If you’ve read my columns over the past few years, you’ve seen a security operations effort I’ve been pushing called SOAPA (security operations and analytics platform architecture). I first conceived of SOAPA as an antidote for the existing security operations practice of relying on an army of independent and disconnected security tools.
Now this army formed over time as organizations added different security controls and threat detection systems. And while they didn’t mean to create an unmanageable monster, that’s what they got. Each system requires its own setup and ongoing management. Each one does its own alerting and reporting. Each one demands employee training, etc. Meanwhile, security operations is based on pivoting from one tool to the next and relying on humans to make sense of the whole enchilada.
SOAPA is meant to address this complexity with a tightly-integrated security operations stack consisting of:
- Common data services. Security operations is based upon a growing assortment of data types totaling terabytes per day, and all the data must be ingested, processed, and made available for analysis. SOAPA centralizes these functions, freeing analytics engines from data management tasks.
- Software services. In the old days, we called this middleware. SOAPA uses a software services layer to deliver data elements to the right analytics engines in the right formats.
- Analytics layer. This is where the data is turned into insight using tools such as threat intelligence platforms, behavioral analytics, SIEM, etc.
- A security operations layer. Once the data is analyzed, organizations still need to take actions like quarantining a system, modifying a security control, or installing a software patch. These and many other tasks are performed by the security operations layer.
Looking forward to 2019, I see several industry initiatives and open source software projects that have the potential to make significant contributions to SOAPA. Some of those I’m tracking include:
- The MITRE ATT&CK framework (MAF). I see more enterprise organizations using the MITRE ATT&CK framework each day, as it can help them view security events and controls from an attacker’s perspective. In 2019, MAF will be further integrated into the SOAPA security analytics layer and become a feedback loop from the security operations layer to the security controls for fine-tuning enforcement policies.
- Apache Kafka. Kafka is an open source distributed streaming platform used to build real-time data pipelines. In 2019, large enterprises will embrace Kafka to deal with massive growth in distributed security data telemetry. This really isn’t anything new – Splunk already provides a Kafka connector while McAfee’s homegrown SOAPA architecture includes Kafka. Nevertheless, we’ll hear more about Kafka and SOAPA next year.

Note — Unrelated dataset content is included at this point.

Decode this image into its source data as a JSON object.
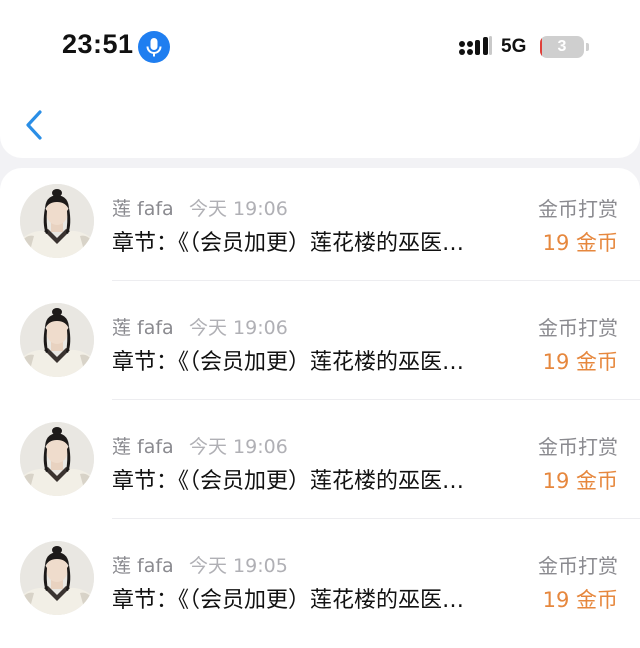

- The ELK stack. Elasticsearch, Logstash, and Kibana (ELK) is another open source software project gaining momentum with security analytics and operations, as it provides good data collection, retention, and analytics capabilities. Some enterprises use ELK as an adjunct to a traditional SIEM for use cases like threat hunting and forensic investigations. The knock on ELK is that it takes advanced skills to build and operate, but given its strengths, look for vendors to push ELK into the commercial market in 2019. Empow cyber security is already doing this today, others will follow.
- OpenC2 came out of a US DoD effort called integrated active cyber defense (IACD). To gain broader appeal, the Feds handed it over to OASIS, which is now actively recruiting members. OpenC2 is a great idea as it seeks to standardize command-and-control between security management and control planes. So, rather than figuring out how to talk to firewalls from Check Point, Cisco, Fortinet, and Palo Alto Networks, security operations tools would have a standard way to issue commands. I’m hearing whispers about OpenC2 today and am hopeful that it gains momentum in 2019.
I’m tracking several other initiatives, but these are the ones that jump out at me. Are there others I should keep my eye on? Please let me know.